◆ Material provided
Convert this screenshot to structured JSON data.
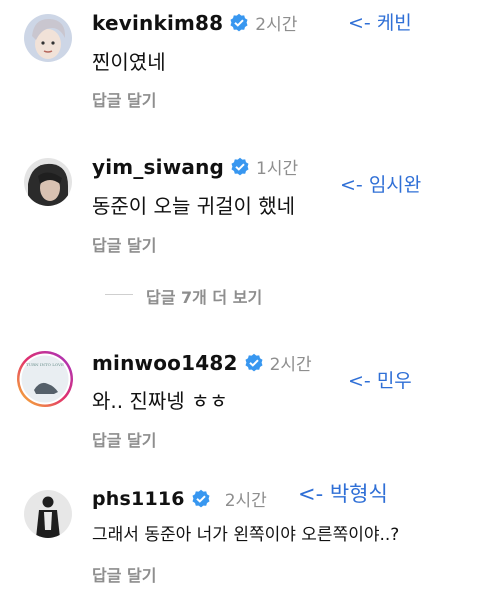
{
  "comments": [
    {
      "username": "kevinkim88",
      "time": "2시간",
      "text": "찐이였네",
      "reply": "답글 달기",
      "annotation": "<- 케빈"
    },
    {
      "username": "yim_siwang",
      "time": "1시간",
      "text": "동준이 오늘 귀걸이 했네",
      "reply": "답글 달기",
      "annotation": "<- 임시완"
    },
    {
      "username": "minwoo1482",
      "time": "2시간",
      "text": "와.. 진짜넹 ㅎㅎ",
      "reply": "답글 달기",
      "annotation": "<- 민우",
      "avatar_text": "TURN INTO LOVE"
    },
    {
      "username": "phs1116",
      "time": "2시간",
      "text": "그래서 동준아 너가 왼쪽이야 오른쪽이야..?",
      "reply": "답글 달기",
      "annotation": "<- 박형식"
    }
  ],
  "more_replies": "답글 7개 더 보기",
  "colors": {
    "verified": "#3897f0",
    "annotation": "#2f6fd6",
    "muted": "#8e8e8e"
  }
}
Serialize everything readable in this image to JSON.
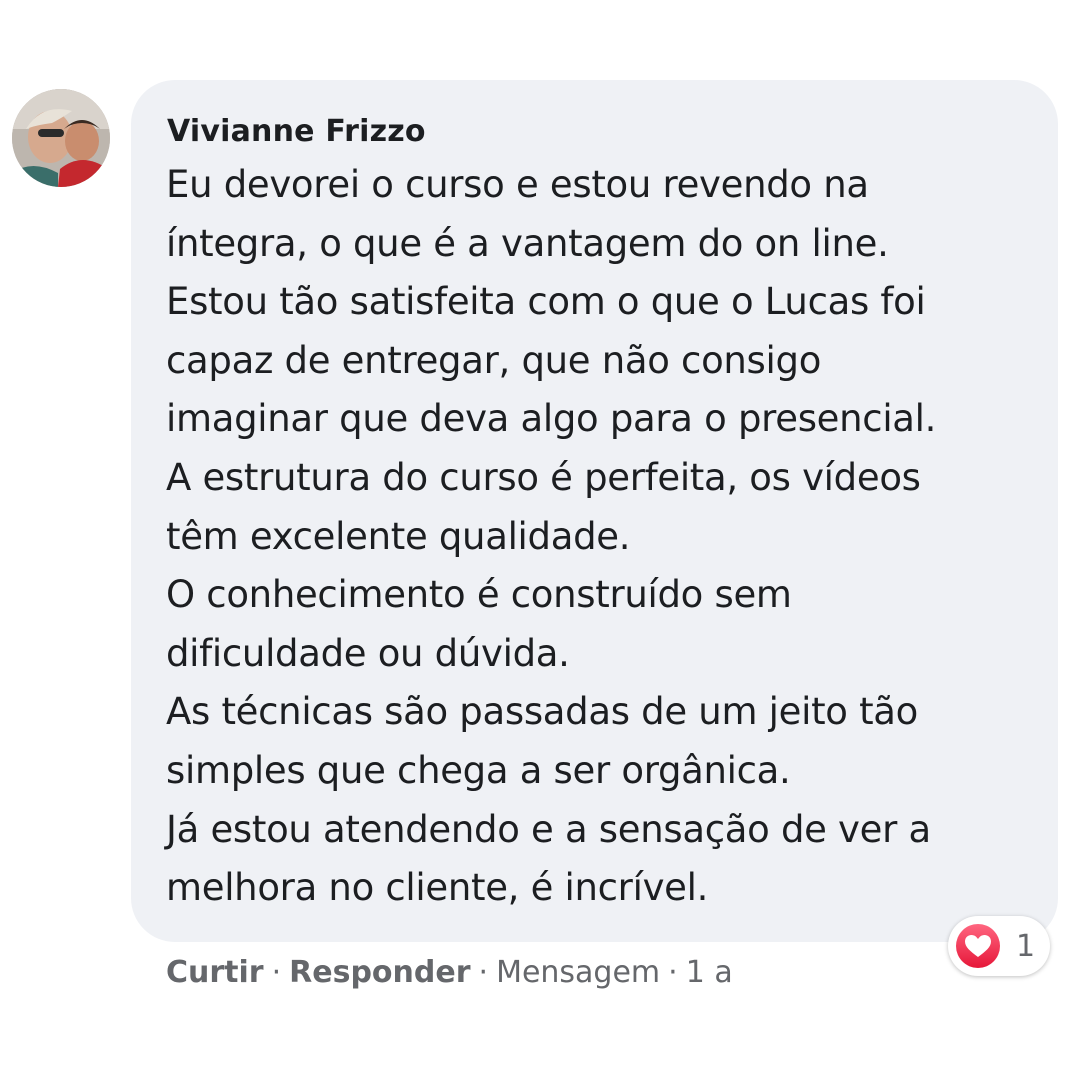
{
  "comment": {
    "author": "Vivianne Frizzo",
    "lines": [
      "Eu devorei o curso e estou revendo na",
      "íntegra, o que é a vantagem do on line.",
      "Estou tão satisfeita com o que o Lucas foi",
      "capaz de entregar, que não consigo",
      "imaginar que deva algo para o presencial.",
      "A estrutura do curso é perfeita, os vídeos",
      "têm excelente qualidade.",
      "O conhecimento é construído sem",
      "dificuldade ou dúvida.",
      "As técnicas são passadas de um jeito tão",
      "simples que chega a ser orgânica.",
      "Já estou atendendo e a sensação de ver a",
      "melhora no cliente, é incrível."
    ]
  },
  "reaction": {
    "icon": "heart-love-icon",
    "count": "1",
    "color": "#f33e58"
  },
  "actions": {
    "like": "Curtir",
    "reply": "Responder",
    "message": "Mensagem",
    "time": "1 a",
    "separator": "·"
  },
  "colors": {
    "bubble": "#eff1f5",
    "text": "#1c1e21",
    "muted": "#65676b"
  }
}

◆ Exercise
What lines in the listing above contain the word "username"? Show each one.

◆ Exercise response
      "username": "kevinkim88",
      "username": "yim_siwang",
      "username": "minwoo1482",
      "username": "phs1116",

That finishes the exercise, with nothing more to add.